INSTRUCTIONS FOR THE TASK:
This exercise asks for every line of the material that contains the word "color".

[EXTRACTED DATA — start]

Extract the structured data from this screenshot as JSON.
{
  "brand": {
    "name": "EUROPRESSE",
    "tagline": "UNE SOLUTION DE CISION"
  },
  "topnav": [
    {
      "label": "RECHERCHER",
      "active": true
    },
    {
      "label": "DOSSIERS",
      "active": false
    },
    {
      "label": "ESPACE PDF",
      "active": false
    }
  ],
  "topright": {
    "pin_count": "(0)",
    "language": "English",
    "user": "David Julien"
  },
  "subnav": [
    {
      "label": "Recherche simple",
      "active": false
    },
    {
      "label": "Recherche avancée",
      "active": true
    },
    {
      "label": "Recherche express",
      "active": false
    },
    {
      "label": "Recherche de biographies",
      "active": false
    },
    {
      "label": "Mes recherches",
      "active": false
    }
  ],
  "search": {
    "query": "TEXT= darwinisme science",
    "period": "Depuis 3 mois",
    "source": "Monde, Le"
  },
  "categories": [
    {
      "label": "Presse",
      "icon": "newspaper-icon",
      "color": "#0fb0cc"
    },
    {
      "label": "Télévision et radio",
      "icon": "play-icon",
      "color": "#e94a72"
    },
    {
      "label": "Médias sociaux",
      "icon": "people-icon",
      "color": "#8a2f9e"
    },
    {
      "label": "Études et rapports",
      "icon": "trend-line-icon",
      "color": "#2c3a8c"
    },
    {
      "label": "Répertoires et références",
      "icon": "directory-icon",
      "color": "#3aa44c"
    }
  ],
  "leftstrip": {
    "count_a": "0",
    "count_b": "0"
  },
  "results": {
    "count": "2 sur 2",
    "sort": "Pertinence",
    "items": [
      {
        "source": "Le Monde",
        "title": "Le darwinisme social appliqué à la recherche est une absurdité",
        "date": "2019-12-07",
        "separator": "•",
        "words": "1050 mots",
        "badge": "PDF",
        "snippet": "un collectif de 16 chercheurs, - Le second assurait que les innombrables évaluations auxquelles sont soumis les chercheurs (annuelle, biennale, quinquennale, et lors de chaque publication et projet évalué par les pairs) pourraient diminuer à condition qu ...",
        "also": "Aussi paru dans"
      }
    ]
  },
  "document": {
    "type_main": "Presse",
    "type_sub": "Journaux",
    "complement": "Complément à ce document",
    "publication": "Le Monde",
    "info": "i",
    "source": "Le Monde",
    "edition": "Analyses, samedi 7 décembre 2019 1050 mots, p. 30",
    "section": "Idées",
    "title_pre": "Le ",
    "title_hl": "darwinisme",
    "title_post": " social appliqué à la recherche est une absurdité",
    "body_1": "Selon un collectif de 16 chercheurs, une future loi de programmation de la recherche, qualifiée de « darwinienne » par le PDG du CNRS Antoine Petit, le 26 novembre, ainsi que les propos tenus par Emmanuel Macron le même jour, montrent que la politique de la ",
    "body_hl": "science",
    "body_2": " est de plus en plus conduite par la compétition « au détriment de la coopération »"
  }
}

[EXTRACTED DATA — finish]

ANSWER BOX:
      "color": "#0fb0cc"
      "color": "#e94a72"
      "color": "#8a2f9e"
      "color": "#2c3a8c"
      "color": "#3aa44c"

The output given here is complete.